Saved entries
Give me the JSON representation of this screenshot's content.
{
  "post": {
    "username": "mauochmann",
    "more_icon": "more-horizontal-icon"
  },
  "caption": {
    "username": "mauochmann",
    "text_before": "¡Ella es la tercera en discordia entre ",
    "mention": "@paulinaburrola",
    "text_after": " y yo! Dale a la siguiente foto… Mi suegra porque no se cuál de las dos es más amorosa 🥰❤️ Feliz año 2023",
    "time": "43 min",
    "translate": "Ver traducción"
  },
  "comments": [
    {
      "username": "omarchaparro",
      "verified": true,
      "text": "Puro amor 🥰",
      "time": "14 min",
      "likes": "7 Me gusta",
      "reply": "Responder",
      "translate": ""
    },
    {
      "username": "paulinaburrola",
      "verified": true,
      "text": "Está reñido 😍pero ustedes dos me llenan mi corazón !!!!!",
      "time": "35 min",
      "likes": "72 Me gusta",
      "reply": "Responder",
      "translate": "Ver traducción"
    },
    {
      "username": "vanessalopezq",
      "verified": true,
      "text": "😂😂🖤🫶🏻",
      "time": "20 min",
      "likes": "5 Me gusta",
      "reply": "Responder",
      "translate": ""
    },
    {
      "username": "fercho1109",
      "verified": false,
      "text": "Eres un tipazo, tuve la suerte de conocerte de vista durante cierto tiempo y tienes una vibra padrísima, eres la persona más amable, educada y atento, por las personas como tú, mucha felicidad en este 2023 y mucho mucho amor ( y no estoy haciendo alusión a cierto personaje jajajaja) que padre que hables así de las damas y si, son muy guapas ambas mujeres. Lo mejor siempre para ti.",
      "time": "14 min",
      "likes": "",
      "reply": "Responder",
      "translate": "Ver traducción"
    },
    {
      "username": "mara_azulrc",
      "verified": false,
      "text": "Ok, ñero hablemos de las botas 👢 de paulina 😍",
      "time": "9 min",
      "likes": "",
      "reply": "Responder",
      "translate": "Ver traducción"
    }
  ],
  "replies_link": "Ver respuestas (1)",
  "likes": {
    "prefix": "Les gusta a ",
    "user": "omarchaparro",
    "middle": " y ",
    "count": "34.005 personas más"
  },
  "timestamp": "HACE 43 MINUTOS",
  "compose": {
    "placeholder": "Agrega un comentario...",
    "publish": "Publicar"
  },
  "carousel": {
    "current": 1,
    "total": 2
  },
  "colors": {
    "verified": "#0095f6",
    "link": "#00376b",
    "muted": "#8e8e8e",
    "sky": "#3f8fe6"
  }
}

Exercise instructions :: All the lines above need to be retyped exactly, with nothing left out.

Output ::
Give me the JSON representation of this screenshot's content.
{
  "post": {
    "username": "mauochmann",
    "more_icon": "more-horizontal-icon"
  },
  "caption": {
    "username": "mauochmann",
    "text_before": "¡Ella es la tercera en discordia entre ",
    "mention": "@paulinaburrola",
    "text_after": " y yo! Dale a la siguiente foto… Mi suegra porque no se cuál de las dos es más amorosa 🥰❤️ Feliz año 2023",
    "time": "43 min",
    "translate": "Ver traducción"
  },
  "comments": [
    {
      "username": "omarchaparro",
      "verified": true,
      "text": "Puro amor 🥰",
      "time": "14 min",
      "likes": "7 Me gusta",
      "reply": "Responder",
      "translate": ""
    },
    {
      "username": "paulinaburrola",
      "verified": true,
      "text": "Está reñido 😍pero ustedes dos me llenan mi corazón !!!!!",
      "time": "35 min",
      "likes": "72 Me gusta",
      "reply": "Responder",
      "translate": "Ver traducción"
    },
    {
      "username": "vanessalopezq",
      "verified": true,
      "text": "😂😂🖤🫶🏻",
      "time": "20 min",
      "likes": "5 Me gusta",
      "reply": "Responder",
      "translate": ""
    },
    {
      "username": "fercho1109",
      "verified": false,
      "text": "Eres un tipazo, tuve la suerte de conocerte de vista durante cierto tiempo y tienes una vibra padrísima, eres la persona más amable, educada y atento, por las personas como tú, mucha felicidad en este 2023 y mucho mucho amor ( y no estoy haciendo alusión a cierto personaje jajajaja) que padre que hables así de las damas y si, son muy guapas ambas mujeres. Lo mejor siempre para ti.",
      "time": "14 min",
      "likes": "",
      "reply": "Responder",
      "translate": "Ver traducción"
    },
    {
      "username": "mara_azulrc",
      "verified": false,
      "text": "Ok, ñero hablemos de las botas 👢 de paulina 😍",
      "time": "9 min",
      "likes": "",
      "reply": "Responder",
      "translate": "Ver traducción"
    }
  ],
  "replies_link": "Ver respuestas (1)",
  "likes": {
    "prefix": "Les gusta a ",
    "user": "omarchaparro",
    "middle": " y ",
    "count": "34.005 personas más"
  },
  "timestamp": "HACE 43 MINUTOS",
  "compose": {
    "placeholder": "Agrega un comentario...",
    "publish": "Publicar"
  },
  "carousel": {
    "current": 1,
    "total": 2
  },
  "colors": {
    "verified": "#0095f6",
    "link": "#00376b",
    "muted": "#8e8e8e",
    "sky": "#3f8fe6"
  }
}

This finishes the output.